“Knitting is another skill that people have forgotten because it became so cheap to just buy things, but with money being so tight these days coupled with the fact we can’t really be sure how our clothes are made and who by, a lot more people want to make their own things.”
One such person is Kate Davies, of Leith, who has been designing knitwear for the past ten years. Kate was also taught to knit by her grandmother, but it was members of a much older generation who re-ignited her interest in the craft.
The 39 year old said: “I was working as a historian back in 2005 and I was reading through letters written by women during the US revolution. What struck me was that these women would be having extremely well-thought out and informed discussion of politics one minute, and swopping knitting advice the next. I suppose I always thought these things were antithetical, that as a woman you could only do one or the other, which is ridiculous really. So knitting is almost a political thing for me.”

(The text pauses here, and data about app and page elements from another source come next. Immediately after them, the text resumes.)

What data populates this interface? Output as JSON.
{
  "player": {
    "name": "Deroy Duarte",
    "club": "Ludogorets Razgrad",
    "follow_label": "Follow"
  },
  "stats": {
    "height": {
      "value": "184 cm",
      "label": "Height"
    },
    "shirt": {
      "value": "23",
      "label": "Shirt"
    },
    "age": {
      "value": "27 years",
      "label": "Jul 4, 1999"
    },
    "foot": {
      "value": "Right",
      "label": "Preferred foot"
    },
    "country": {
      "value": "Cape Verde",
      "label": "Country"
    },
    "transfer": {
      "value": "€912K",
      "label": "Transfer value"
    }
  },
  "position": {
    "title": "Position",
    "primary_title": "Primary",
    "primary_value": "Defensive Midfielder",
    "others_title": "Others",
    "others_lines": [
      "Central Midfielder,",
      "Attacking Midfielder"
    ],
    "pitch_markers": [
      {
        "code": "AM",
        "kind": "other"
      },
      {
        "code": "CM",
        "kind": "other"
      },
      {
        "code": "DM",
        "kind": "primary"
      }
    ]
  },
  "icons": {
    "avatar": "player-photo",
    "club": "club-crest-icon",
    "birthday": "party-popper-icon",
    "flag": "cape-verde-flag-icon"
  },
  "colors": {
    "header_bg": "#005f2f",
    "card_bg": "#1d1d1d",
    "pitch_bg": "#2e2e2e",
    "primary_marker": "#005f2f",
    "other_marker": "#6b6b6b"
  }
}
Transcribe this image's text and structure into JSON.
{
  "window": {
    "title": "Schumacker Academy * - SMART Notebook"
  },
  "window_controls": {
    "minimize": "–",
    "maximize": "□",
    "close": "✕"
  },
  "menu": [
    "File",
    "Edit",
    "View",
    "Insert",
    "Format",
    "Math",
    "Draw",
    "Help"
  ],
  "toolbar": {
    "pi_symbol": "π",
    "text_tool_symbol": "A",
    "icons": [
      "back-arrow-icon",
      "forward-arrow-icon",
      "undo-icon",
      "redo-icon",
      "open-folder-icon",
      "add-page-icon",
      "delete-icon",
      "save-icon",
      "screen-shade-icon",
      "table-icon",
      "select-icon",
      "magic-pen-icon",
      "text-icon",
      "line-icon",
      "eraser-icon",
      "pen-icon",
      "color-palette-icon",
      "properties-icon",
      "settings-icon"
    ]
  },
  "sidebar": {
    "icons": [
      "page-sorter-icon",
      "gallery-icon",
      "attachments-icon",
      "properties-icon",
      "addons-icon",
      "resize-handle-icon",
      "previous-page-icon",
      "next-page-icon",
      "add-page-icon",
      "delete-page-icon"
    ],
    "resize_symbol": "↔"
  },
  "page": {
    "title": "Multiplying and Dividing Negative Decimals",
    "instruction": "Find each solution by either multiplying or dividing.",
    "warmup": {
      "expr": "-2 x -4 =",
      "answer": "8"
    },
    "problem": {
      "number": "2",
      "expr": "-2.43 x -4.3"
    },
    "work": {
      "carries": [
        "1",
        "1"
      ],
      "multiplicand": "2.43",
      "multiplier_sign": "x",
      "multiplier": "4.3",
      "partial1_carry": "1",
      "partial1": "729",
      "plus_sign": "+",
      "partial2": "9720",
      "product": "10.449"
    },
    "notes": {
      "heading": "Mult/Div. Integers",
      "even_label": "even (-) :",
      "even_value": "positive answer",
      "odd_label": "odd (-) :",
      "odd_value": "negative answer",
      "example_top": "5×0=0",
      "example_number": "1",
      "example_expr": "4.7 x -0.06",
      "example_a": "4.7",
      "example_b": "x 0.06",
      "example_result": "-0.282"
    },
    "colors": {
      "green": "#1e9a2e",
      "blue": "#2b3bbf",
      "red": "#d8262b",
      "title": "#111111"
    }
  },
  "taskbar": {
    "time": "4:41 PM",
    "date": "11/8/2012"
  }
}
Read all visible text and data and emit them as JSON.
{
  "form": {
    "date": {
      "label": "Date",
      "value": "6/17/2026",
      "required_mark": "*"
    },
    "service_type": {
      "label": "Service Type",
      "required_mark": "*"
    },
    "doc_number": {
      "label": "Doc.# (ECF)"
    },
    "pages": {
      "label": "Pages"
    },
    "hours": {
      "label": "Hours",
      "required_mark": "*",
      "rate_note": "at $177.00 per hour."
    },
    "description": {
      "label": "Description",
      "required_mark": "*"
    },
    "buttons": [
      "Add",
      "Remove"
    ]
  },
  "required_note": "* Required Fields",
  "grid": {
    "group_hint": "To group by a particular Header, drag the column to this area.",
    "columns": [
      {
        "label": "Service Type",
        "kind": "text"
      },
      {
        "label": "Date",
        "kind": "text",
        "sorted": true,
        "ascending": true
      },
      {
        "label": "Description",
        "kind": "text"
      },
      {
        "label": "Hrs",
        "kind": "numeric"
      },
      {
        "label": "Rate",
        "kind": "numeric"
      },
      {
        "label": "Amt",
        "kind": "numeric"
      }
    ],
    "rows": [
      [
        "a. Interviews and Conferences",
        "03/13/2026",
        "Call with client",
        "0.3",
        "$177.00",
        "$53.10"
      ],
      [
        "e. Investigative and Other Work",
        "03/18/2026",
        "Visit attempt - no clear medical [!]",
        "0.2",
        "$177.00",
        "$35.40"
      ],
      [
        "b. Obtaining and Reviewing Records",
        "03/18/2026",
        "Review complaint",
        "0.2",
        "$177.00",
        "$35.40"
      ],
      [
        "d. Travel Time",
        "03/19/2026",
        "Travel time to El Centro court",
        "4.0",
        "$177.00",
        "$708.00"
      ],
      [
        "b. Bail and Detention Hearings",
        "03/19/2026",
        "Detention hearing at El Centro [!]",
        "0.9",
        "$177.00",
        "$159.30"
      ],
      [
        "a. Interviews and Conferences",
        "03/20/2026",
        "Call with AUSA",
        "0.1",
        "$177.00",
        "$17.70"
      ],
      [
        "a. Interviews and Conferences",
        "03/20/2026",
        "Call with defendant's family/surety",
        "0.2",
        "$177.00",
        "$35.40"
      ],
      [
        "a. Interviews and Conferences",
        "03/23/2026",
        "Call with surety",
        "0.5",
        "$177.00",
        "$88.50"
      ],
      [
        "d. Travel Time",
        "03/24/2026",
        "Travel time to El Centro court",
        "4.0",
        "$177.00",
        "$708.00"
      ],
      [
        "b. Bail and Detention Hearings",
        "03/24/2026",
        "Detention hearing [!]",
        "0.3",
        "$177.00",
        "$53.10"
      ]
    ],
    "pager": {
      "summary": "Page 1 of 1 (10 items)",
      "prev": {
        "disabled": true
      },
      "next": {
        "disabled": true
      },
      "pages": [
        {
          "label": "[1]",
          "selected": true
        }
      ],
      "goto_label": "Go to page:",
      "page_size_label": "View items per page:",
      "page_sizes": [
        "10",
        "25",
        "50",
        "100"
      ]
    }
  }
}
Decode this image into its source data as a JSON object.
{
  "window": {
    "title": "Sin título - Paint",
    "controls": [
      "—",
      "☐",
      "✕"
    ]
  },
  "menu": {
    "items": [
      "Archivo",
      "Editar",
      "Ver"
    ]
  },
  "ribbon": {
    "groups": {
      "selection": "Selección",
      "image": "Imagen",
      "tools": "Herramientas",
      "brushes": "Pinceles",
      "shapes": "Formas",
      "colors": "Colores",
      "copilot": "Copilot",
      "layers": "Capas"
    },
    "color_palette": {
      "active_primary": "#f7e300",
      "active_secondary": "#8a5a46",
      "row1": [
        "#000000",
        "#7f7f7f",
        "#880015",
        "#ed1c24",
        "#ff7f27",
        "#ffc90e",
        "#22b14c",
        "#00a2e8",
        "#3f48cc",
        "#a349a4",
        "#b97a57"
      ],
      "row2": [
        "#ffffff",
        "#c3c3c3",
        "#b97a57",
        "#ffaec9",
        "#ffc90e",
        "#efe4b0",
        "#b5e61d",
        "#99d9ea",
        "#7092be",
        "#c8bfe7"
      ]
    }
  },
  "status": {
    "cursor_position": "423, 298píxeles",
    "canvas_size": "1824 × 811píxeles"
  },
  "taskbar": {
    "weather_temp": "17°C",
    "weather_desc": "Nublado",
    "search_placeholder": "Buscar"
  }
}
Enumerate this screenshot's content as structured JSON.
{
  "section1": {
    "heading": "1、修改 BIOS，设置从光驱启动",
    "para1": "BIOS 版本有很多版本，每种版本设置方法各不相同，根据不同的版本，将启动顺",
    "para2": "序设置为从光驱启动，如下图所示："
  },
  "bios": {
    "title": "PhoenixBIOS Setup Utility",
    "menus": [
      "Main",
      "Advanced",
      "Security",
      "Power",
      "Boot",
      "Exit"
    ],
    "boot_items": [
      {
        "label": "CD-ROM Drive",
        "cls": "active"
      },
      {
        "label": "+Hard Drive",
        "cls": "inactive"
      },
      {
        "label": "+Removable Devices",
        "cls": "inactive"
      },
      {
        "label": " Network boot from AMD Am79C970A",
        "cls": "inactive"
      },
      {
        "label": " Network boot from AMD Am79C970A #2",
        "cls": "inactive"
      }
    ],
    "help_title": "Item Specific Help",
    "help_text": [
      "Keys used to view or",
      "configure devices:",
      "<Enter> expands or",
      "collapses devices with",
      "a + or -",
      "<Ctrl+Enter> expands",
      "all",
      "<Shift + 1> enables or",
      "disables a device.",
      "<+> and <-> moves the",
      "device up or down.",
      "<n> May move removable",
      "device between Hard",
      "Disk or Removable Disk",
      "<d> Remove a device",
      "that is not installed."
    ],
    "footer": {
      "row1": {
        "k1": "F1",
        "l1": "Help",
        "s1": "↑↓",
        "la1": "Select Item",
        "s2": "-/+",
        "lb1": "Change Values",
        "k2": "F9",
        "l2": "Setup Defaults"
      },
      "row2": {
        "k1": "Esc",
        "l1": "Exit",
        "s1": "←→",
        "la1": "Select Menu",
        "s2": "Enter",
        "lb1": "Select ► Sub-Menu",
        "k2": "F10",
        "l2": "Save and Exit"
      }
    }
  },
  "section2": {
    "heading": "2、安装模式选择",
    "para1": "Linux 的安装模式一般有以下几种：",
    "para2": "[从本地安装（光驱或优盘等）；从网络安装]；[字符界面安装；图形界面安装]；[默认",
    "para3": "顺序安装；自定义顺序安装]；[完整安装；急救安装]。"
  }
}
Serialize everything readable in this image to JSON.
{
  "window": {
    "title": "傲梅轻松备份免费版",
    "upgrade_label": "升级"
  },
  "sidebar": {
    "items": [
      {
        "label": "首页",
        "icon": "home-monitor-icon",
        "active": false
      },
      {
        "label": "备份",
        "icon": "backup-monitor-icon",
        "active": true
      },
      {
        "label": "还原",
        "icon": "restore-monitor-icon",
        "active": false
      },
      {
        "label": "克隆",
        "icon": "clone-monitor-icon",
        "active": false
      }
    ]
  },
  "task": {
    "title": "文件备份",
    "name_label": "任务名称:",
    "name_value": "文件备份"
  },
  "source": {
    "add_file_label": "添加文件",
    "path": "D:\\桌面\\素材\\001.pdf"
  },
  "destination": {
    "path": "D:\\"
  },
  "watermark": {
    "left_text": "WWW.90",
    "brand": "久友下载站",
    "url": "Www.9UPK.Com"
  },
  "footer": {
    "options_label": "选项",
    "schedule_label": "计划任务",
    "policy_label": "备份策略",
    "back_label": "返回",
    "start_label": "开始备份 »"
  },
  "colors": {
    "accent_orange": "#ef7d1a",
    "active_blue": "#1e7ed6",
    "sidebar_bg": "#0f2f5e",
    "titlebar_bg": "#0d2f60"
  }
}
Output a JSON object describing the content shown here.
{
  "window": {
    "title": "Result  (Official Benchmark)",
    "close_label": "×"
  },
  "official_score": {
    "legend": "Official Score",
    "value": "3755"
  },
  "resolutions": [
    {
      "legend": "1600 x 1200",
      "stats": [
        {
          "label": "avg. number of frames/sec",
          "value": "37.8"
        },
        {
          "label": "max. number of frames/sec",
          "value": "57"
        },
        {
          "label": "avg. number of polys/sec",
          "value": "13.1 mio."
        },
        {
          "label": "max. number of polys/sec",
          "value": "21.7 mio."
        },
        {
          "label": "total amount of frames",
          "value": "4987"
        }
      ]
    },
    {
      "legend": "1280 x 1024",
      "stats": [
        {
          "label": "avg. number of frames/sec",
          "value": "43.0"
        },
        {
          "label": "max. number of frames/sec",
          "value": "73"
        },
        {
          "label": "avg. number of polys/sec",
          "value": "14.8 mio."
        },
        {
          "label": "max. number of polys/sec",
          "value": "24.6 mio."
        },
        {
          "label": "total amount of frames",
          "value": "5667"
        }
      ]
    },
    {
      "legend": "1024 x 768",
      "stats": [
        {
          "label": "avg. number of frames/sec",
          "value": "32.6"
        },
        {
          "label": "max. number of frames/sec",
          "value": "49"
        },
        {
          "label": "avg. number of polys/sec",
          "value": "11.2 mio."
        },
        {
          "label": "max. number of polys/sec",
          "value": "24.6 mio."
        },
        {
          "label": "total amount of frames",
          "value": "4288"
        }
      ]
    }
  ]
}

A fan of customising her clothes and coming up with her own designs, Kate’s designing career really took off in 2009 when she created her now famous owl sweater.
She said: “Over 6000 of those have been made now, it’s amazing! I think the internet has really helped knitting take off again, it’s much easier for people to meet other knitters and swap ideas and tips. People want to be more individual when it comes to fashion, they don’t want to be told what to wear by big companies. The resources are there now for people willing to make the effort to have something a bit different, and even to set up their own businesses.”
And the next generation are already getting a crochet hook in to the market.
Carolyn Spence, 51, who runs the Knit and Natter group at Sighthill Library, one of many across the city, said more and more children have been joining the gang.
She said: “When we first started the group there were only two or three of us ladies, but it’s grown ever since and now we always have at least ten people at the meetings. We hold after school groups in the library and a lot of the kids have started gravitating over – we’ve even had teenage boys knitting with us! I do think the fact they get a cake and a cuppa is a large selling point though!”
• The Edinburgh Yarn Festival takes place today at the Out of the Blue Drill Hall between 10am and 5pm. [email protected]